• _EXERCISE REQUIREMENTS_: Pictures do not belong in the copy. Return all of the entries exactly.
┄┄┄┄┄┄
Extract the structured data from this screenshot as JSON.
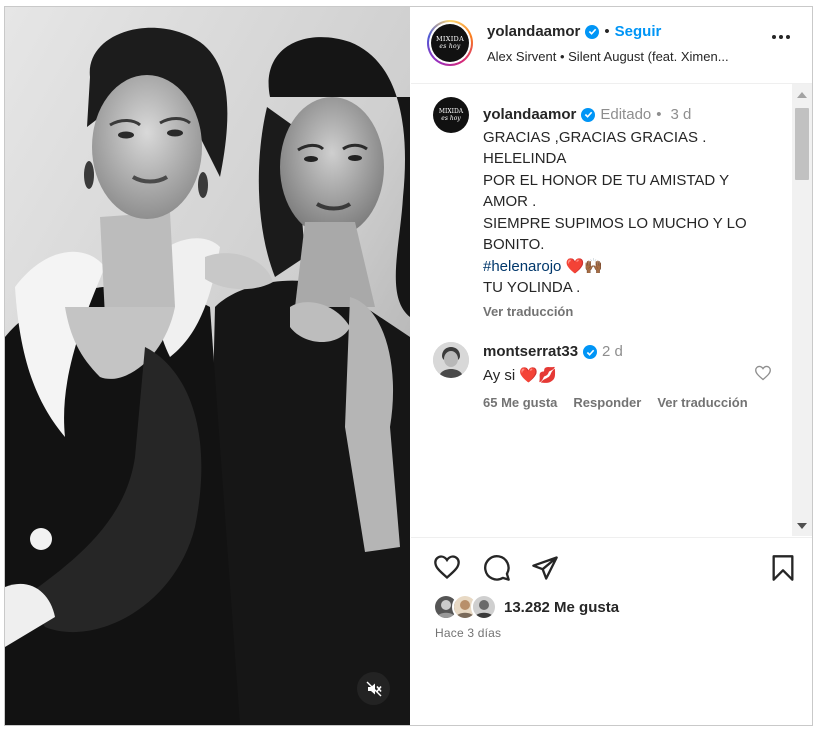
{
  "header": {
    "avatar_text_top": "MIXIDA",
    "avatar_text_sub": "es hoy",
    "username": "yolandaamor",
    "separator": "•",
    "follow_label": "Seguir",
    "audio": "Alex Sirvent • Silent August (feat. Ximen..."
  },
  "caption": {
    "username": "yolandaamor",
    "edited": "Editado",
    "separator": "•",
    "age": "3 d",
    "lines": [
      "GRACIAS ,GRACIAS GRACIAS .",
      "HELELINDA",
      "POR EL HONOR DE TU AMISTAD Y",
      "AMOR .",
      "SIEMPRE SUPIMOS LO MUCHO Y LO",
      "BONITO."
    ],
    "hashtag": "#helenarojo",
    "hashtag_emojis": "❤️🙌🏾",
    "signoff": "TU YOLINDA .",
    "translate": "Ver traducción"
  },
  "reply": {
    "username": "montserrat33",
    "age": "2 d",
    "text": "Ay si",
    "emojis": "❤️💋",
    "likes": "65 Me gusta",
    "reply_label": "Responder",
    "translate": "Ver traducción"
  },
  "footer": {
    "likes": "13.282 Me gusta",
    "posted": "Hace 3 días"
  },
  "icons": {
    "like": "heart-icon",
    "comment": "comment-icon",
    "share": "send-icon",
    "save": "bookmark-icon",
    "mute": "muted-speaker-icon",
    "more": "more-dots-icon",
    "verified": "verified-badge-icon"
  },
  "colors": {
    "accent": "#0095f6",
    "text": "#262626",
    "muted": "#737373",
    "hashtag": "#00376b",
    "heart_red": "#e0245e"
  }
}
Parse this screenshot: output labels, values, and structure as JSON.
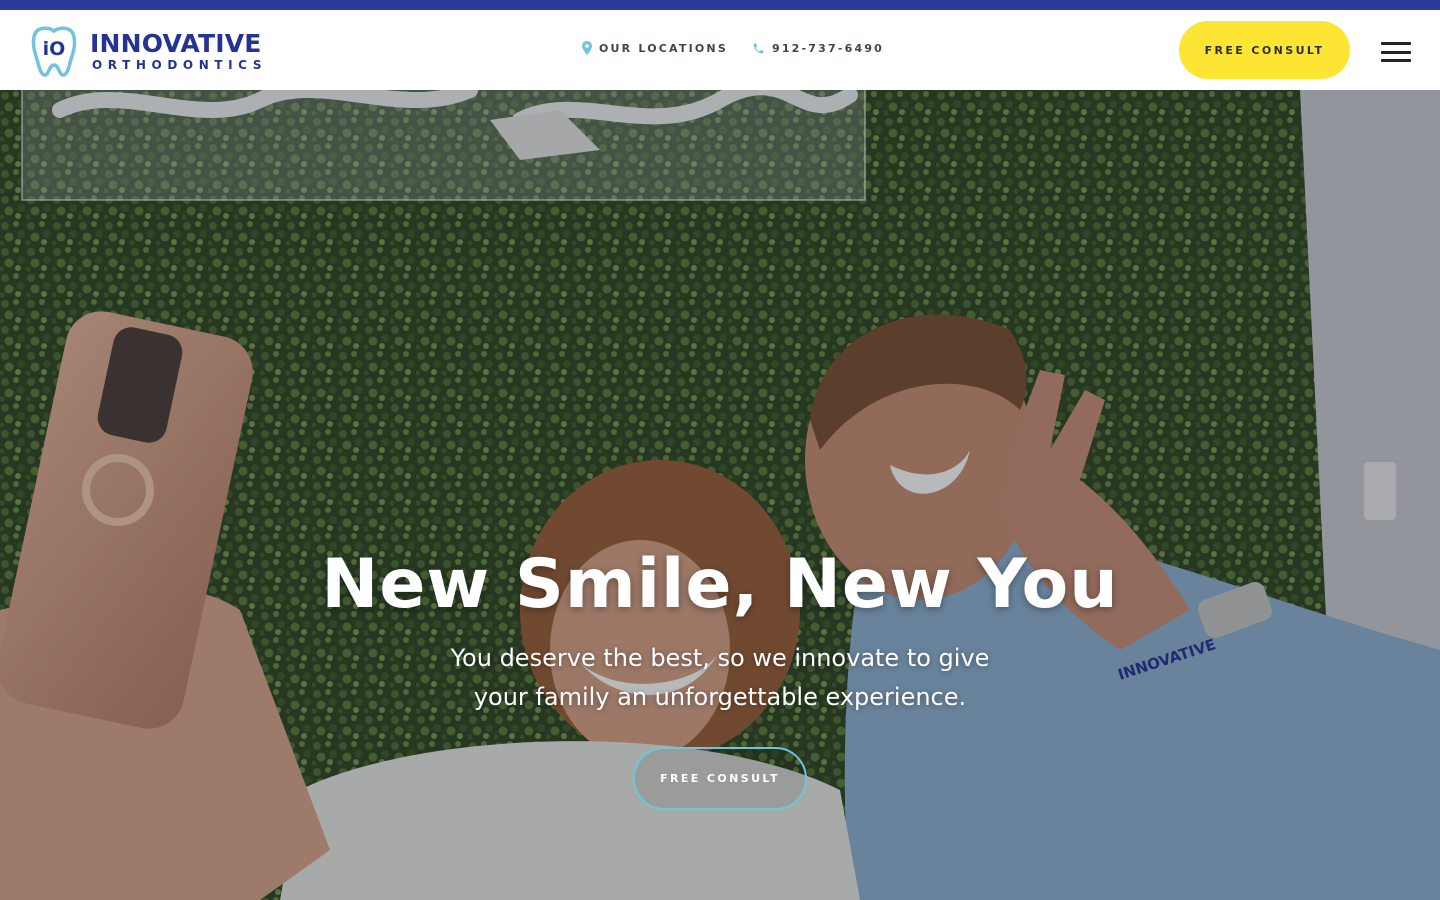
{
  "colors": {
    "brand_navy": "#253494",
    "top_strip": "#2a3b9c",
    "accent_yellow": "#fde633",
    "accent_light_blue": "#72c3dc"
  },
  "header": {
    "logo": {
      "mark": "iO",
      "name": "INNOVATIVE",
      "sub": "ORTHODONTICS"
    },
    "nav": [
      {
        "label": "OUR LOCATIONS",
        "icon": "map-pin-icon"
      },
      {
        "label": "912-737-6490",
        "icon": "phone-icon"
      }
    ],
    "cta_label": "FREE CONSULT",
    "menu_icon": "hamburger-menu-icon"
  },
  "hero": {
    "title": "New Smile, New You",
    "subtitle": "You deserve the best, so we innovate to give your family an unforgettable experience.",
    "cta_label": "FREE CONSULT",
    "shirt_logo": "INNOVATIVE"
  }
}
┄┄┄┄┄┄
• _EXERCISE RESPONSE_:
Extract the structured data from this screenshot as JSON.
{
  "header": {
    "avatar_text_top": "MIXIDA",
    "avatar_text_sub": "es hoy",
    "username": "yolandaamor",
    "separator": "•",
    "follow_label": "Seguir",
    "audio": "Alex Sirvent • Silent August (feat. Ximen..."
  },
  "caption": {
    "username": "yolandaamor",
    "edited": "Editado",
    "separator": "•",
    "age": "3 d",
    "lines": [
      "GRACIAS ,GRACIAS GRACIAS .",
      "HELELINDA",
      "POR EL HONOR DE TU AMISTAD Y",
      "AMOR .",
      "SIEMPRE SUPIMOS LO MUCHO Y LO",
      "BONITO."
    ],
    "hashtag": "#helenarojo",
    "hashtag_emojis": "❤️🙌🏾",
    "signoff": "TU YOLINDA .",
    "translate": "Ver traducción"
  },
  "reply": {
    "username": "montserrat33",
    "age": "2 d",
    "text": "Ay si",
    "emojis": "❤️💋",
    "likes": "65 Me gusta",
    "reply_label": "Responder",
    "translate": "Ver traducción"
  },
  "footer": {
    "likes": "13.282 Me gusta",
    "posted": "Hace 3 días"
  },
  "icons": {
    "like": "heart-icon",
    "comment": "comment-icon",
    "share": "send-icon",
    "save": "bookmark-icon",
    "mute": "muted-speaker-icon",
    "more": "more-dots-icon",
    "verified": "verified-badge-icon"
  },
  "colors": {
    "accent": "#0095f6",
    "text": "#262626",
    "muted": "#737373",
    "hashtag": "#00376b",
    "heart_red": "#e0245e"
  }
}
Parse this screenshot: output labels, values, and structure as JSON.
{
  "colors": {
    "brand_navy": "#253494",
    "top_strip": "#2a3b9c",
    "accent_yellow": "#fde633",
    "accent_light_blue": "#72c3dc"
  },
  "header": {
    "logo": {
      "mark": "iO",
      "name": "INNOVATIVE",
      "sub": "ORTHODONTICS"
    },
    "nav": [
      {
        "label": "OUR LOCATIONS",
        "icon": "map-pin-icon"
      },
      {
        "label": "912-737-6490",
        "icon": "phone-icon"
      }
    ],
    "cta_label": "FREE CONSULT",
    "menu_icon": "hamburger-menu-icon"
  },
  "hero": {
    "title": "New Smile, New You",
    "subtitle": "You deserve the best, so we innovate to give your family an unforgettable experience.",
    "cta_label": "FREE CONSULT",
    "shirt_logo": "INNOVATIVE"
  }
}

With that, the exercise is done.